- WORK INSTRUCTIONS:
Character for character, reproduce every entry below.

####################

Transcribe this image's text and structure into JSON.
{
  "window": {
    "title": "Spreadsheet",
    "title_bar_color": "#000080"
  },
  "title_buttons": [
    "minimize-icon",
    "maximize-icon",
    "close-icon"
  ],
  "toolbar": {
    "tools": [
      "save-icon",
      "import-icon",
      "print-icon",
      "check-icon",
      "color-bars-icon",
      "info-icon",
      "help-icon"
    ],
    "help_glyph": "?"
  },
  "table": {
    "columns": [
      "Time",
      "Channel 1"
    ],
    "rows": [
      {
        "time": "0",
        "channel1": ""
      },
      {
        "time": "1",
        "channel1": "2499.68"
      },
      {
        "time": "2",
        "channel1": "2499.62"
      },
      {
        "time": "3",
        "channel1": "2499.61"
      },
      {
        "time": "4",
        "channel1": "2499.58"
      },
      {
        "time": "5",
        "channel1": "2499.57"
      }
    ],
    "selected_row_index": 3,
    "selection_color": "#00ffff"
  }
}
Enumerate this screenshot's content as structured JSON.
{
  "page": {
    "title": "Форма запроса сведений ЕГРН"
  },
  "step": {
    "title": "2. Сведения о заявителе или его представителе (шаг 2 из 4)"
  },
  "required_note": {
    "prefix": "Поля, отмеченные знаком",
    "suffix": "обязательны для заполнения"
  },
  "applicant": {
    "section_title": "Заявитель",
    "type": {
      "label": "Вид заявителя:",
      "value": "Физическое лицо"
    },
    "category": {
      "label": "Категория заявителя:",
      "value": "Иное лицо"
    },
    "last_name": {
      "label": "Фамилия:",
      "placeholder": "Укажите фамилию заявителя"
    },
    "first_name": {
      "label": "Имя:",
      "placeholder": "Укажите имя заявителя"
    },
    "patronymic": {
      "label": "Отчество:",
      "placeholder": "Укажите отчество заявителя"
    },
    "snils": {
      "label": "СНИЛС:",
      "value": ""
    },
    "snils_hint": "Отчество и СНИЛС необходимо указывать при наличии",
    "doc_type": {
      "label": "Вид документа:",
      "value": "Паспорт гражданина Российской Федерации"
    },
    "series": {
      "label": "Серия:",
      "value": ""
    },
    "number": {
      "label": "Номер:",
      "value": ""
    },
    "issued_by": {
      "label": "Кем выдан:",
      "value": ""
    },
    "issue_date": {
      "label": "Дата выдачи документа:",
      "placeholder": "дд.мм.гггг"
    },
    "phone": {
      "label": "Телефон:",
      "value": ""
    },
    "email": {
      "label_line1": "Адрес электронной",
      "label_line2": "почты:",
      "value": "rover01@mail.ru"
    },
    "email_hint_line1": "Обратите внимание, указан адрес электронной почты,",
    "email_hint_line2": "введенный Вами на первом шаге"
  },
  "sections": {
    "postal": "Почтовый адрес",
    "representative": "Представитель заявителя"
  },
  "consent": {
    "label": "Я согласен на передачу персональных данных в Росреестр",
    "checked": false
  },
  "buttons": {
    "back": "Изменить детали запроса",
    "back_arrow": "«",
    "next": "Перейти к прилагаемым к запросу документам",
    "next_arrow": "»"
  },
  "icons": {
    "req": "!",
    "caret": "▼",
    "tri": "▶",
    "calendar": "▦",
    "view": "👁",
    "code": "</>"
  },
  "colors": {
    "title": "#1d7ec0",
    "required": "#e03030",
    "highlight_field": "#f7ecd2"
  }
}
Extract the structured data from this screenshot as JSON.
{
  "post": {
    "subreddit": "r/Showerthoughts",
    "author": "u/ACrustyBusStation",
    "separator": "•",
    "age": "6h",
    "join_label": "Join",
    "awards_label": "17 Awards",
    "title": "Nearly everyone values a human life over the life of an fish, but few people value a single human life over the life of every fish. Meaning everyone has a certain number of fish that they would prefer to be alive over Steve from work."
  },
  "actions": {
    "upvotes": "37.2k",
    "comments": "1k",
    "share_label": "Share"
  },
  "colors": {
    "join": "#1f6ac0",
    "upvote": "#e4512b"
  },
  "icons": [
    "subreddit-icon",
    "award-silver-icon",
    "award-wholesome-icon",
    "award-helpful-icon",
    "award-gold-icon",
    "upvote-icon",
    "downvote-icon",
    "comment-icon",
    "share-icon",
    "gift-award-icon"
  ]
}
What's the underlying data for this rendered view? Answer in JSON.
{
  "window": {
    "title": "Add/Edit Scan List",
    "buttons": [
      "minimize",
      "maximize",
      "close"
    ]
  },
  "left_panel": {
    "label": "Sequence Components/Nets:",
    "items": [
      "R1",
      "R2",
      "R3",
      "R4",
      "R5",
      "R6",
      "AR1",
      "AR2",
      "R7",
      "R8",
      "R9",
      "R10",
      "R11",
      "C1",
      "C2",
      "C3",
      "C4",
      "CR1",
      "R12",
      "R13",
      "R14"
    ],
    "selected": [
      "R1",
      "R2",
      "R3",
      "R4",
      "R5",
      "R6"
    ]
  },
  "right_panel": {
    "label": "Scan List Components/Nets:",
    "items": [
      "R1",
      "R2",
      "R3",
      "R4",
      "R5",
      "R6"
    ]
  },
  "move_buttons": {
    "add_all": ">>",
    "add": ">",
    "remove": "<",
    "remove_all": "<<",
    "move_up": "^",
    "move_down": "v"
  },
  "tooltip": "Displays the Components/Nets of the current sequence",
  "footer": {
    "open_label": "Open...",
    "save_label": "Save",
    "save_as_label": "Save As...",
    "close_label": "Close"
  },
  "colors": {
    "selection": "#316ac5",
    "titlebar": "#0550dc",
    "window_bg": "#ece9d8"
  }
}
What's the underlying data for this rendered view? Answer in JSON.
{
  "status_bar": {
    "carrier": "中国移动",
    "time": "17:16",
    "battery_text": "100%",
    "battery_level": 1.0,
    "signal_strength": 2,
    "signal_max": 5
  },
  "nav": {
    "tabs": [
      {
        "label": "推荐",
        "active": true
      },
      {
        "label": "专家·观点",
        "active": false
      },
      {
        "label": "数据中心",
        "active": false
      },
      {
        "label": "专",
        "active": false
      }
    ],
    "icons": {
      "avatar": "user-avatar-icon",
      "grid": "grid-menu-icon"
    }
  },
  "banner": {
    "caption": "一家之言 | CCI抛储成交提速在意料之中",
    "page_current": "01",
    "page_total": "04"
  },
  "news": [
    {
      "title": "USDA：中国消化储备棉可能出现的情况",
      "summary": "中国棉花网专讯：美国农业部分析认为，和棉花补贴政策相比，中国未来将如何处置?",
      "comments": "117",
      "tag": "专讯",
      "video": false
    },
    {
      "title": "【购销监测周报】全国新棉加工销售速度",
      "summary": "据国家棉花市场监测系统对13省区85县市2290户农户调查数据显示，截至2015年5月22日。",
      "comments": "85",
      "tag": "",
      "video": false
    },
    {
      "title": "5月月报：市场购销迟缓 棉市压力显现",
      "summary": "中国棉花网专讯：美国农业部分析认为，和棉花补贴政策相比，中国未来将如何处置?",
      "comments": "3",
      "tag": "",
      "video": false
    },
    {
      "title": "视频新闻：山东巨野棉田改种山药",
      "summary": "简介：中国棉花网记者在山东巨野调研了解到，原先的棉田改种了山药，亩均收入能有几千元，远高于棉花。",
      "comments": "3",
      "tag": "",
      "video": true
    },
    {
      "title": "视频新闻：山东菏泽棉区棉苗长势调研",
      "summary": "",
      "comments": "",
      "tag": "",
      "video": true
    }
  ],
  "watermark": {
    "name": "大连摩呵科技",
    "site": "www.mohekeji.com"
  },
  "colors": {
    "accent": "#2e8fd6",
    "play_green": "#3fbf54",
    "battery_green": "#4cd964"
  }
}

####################

- RESULT FOR THIS EXERCISE:
Transcribe this image's text and structure into JSON.
{
  "window": {
    "title": "Spreadsheet",
    "title_bar_color": "#000080"
  },
  "title_buttons": [
    "minimize-icon",
    "maximize-icon",
    "close-icon"
  ],
  "toolbar": {
    "tools": [
      "save-icon",
      "import-icon",
      "print-icon",
      "check-icon",
      "color-bars-icon",
      "info-icon",
      "help-icon"
    ],
    "help_glyph": "?"
  },
  "table": {
    "columns": [
      "Time",
      "Channel 1"
    ],
    "rows": [
      {
        "time": "0",
        "channel1": ""
      },
      {
        "time": "1",
        "channel1": "2499.68"
      },
      {
        "time": "2",
        "channel1": "2499.62"
      },
      {
        "time": "3",
        "channel1": "2499.61"
      },
      {
        "time": "4",
        "channel1": "2499.58"
      },
      {
        "time": "5",
        "channel1": "2499.57"
      }
    ],
    "selected_row_index": 3,
    "selection_color": "#00ffff"
  }
}
Enumerate this screenshot's content as structured JSON.
{
  "page": {
    "title": "Форма запроса сведений ЕГРН"
  },
  "step": {
    "title": "2. Сведения о заявителе или его представителе (шаг 2 из 4)"
  },
  "required_note": {
    "prefix": "Поля, отмеченные знаком",
    "suffix": "обязательны для заполнения"
  },
  "applicant": {
    "section_title": "Заявитель",
    "type": {
      "label": "Вид заявителя:",
      "value": "Физическое лицо"
    },
    "category": {
      "label": "Категория заявителя:",
      "value": "Иное лицо"
    },
    "last_name": {
      "label": "Фамилия:",
      "placeholder": "Укажите фамилию заявителя"
    },
    "first_name": {
      "label": "Имя:",
      "placeholder": "Укажите имя заявителя"
    },
    "patronymic": {
      "label": "Отчество:",
      "placeholder": "Укажите отчество заявителя"
    },
    "snils": {
      "label": "СНИЛС:",
      "value": ""
    },
    "snils_hint": "Отчество и СНИЛС необходимо указывать при наличии",
    "doc_type": {
      "label": "Вид документа:",
      "value": "Паспорт гражданина Российской Федерации"
    },
    "series": {
      "label": "Серия:",
      "value": ""
    },
    "number": {
      "label": "Номер:",
      "value": ""
    },
    "issued_by": {
      "label": "Кем выдан:",
      "value": ""
    },
    "issue_date": {
      "label": "Дата выдачи документа:",
      "placeholder": "дд.мм.гггг"
    },
    "phone": {
      "label": "Телефон:",
      "value": ""
    },
    "email": {
      "label_line1": "Адрес электронной",
      "label_line2": "почты:",
      "value": "rover01@mail.ru"
    },
    "email_hint_line1": "Обратите внимание, указан адрес электронной почты,",
    "email_hint_line2": "введенный Вами на первом шаге"
  },
  "sections": {
    "postal": "Почтовый адрес",
    "representative": "Представитель заявителя"
  },
  "consent": {
    "label": "Я согласен на передачу персональных данных в Росреестр",
    "checked": false
  },
  "buttons": {
    "back": "Изменить детали запроса",
    "back_arrow": "«",
    "next": "Перейти к прилагаемым к запросу документам",
    "next_arrow": "»"
  },
  "icons": {
    "req": "!",
    "caret": "▼",
    "tri": "▶",
    "calendar": "▦",
    "view": "👁",
    "code": "</>"
  },
  "colors": {
    "title": "#1d7ec0",
    "required": "#e03030",
    "highlight_field": "#f7ecd2"
  }
}
Extract the structured data from this screenshot as JSON.
{
  "post": {
    "subreddit": "r/Showerthoughts",
    "author": "u/ACrustyBusStation",
    "separator": "•",
    "age": "6h",
    "join_label": "Join",
    "awards_label": "17 Awards",
    "title": "Nearly everyone values a human life over the life of an fish, but few people value a single human life over the life of every fish. Meaning everyone has a certain number of fish that they would prefer to be alive over Steve from work."
  },
  "actions": {
    "upvotes": "37.2k",
    "comments": "1k",
    "share_label": "Share"
  },
  "colors": {
    "join": "#1f6ac0",
    "upvote": "#e4512b"
  },
  "icons": [
    "subreddit-icon",
    "award-silver-icon",
    "award-wholesome-icon",
    "award-helpful-icon",
    "award-gold-icon",
    "upvote-icon",
    "downvote-icon",
    "comment-icon",
    "share-icon",
    "gift-award-icon"
  ]
}
What's the underlying data for this rendered view? Answer in JSON.
{
  "window": {
    "title": "Add/Edit Scan List",
    "buttons": [
      "minimize",
      "maximize",
      "close"
    ]
  },
  "left_panel": {
    "label": "Sequence Components/Nets:",
    "items": [
      "R1",
      "R2",
      "R3",
      "R4",
      "R5",
      "R6",
      "AR1",
      "AR2",
      "R7",
      "R8",
      "R9",
      "R10",
      "R11",
      "C1",
      "C2",
      "C3",
      "C4",
      "CR1",
      "R12",
      "R13",
      "R14"
    ],
    "selected": [
      "R1",
      "R2",
      "R3",
      "R4",
      "R5",
      "R6"
    ]
  },
  "right_panel": {
    "label": "Scan List Components/Nets:",
    "items": [
      "R1",
      "R2",
      "R3",
      "R4",
      "R5",
      "R6"
    ]
  },
  "move_buttons": {
    "add_all": ">>",
    "add": ">",
    "remove": "<",
    "remove_all": "<<",
    "move_up": "^",
    "move_down": "v"
  },
  "tooltip": "Displays the Components/Nets of the current sequence",
  "footer": {
    "open_label": "Open...",
    "save_label": "Save",
    "save_as_label": "Save As...",
    "close_label": "Close"
  },
  "colors": {
    "selection": "#316ac5",
    "titlebar": "#0550dc",
    "window_bg": "#ece9d8"
  }
}
What's the underlying data for this rendered view? Answer in JSON.
{
  "status_bar": {
    "carrier": "中国移动",
    "time": "17:16",
    "battery_text": "100%",
    "battery_level": 1.0,
    "signal_strength": 2,
    "signal_max": 5
  },
  "nav": {
    "tabs": [
      {
        "label": "推荐",
        "active": true
      },
      {
        "label": "专家·观点",
        "active": false
      },
      {
        "label": "数据中心",
        "active": false
      },
      {
        "label": "专",
        "active": false
      }
    ],
    "icons": {
      "avatar": "user-avatar-icon",
      "grid": "grid-menu-icon"
    }
  },
  "banner": {
    "caption": "一家之言 | CCI抛储成交提速在意料之中",
    "page_current": "01",
    "page_total": "04"
  },
  "news": [
    {
      "title": "USDA：中国消化储备棉可能出现的情况",
      "summary": "中国棉花网专讯：美国农业部分析认为，和棉花补贴政策相比，中国未来将如何处置?",
      "comments": "117",
      "tag": "专讯",
      "video": false
    },
    {
      "title": "【购销监测周报】全国新棉加工销售速度",
      "summary": "据国家棉花市场监测系统对13省区85县市2290户农户调查数据显示，截至2015年5月22日。",
      "comments": "85",
      "tag": "",
      "video": false
    },
    {
      "title": "5月月报：市场购销迟缓 棉市压力显现",
      "summary": "中国棉花网专讯：美国农业部分析认为，和棉花补贴政策相比，中国未来将如何处置?",
      "comments": "3",
      "tag": "",
      "video": false
    },
    {
      "title": "视频新闻：山东巨野棉田改种山药",
      "summary": "简介：中国棉花网记者在山东巨野调研了解到，原先的棉田改种了山药，亩均收入能有几千元，远高于棉花。",
      "comments": "3",
      "tag": "",
      "video": true
    },
    {
      "title": "视频新闻：山东菏泽棉区棉苗长势调研",
      "summary": "",
      "comments": "",
      "tag": "",
      "video": true
    }
  ],
  "watermark": {
    "name": "大连摩呵科技",
    "site": "www.mohekeji.com"
  },
  "colors": {
    "accent": "#2e8fd6",
    "play_green": "#3fbf54",
    "battery_green": "#4cd964"
  }
}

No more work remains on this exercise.